What is the recipe for business success? Research from North America indicates that it might have something to do with speaking English.
Academics have discovered that those countries that have English as at least one of their official languages, or whose language is linguistically close to English have higher rates of international investment.
Walid Hejazi, an associate professor of international business at the Rotman School at the University of Toronto says that a large amount of the world’s trade and investment involves English-speaking countries.
With co-author Juan Ma, a PhD student from Harvard Business School, Prof Hejazi analysed 30 countries within the Organisation for Economic Co-operation and Development. Using a mathematical model to control for variables such as exchange rates, GDP, population, colonial histories and cultural similarities they looked at international investment levels to see whether or not language had an impact.
They discovered that those countries who had English as one of their official languages accounted for more than half of the OECD’s foreign investment and English-speaking countries also had the highest rate of bilateral international investment.
Prof Hejazi says that while it is of course essential to have the domestic language of the country you are investing in, a proficiency to speak English is also important.
“If you are going to communicate in any other language than the official language... more likely than not it’s going to be in English,” he says.

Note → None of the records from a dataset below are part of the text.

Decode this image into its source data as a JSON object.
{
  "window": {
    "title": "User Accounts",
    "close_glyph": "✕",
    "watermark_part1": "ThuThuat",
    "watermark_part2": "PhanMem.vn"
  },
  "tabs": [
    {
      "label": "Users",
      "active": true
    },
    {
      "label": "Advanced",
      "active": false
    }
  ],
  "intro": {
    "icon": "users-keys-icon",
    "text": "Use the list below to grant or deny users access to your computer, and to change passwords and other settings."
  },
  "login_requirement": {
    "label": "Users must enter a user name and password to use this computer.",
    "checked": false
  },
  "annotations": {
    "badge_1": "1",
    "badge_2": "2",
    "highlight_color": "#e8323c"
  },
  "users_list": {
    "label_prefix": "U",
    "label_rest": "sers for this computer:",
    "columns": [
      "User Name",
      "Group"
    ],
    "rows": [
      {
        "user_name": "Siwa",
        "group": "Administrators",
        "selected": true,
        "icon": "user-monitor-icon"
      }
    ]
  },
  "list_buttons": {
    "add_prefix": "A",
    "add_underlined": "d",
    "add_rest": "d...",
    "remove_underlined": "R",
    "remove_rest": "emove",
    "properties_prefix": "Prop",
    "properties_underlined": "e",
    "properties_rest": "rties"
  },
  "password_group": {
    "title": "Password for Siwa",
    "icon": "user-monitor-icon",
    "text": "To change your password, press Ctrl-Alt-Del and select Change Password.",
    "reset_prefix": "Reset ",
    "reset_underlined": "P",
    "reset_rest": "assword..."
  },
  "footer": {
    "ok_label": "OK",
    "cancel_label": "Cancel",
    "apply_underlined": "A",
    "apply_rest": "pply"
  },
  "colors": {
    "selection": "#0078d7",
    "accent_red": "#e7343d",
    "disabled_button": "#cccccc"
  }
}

The academics suggest that those companies considering investing internationally need to ensure that English is embedded in their workforce, whatever the local language.
The paper has been published in Multinational Business Review.
Copyright The Financial Times Limited 2016. You may share using our article tools.
Please don't cut articles from FT.com and redistribute by email or post to the web.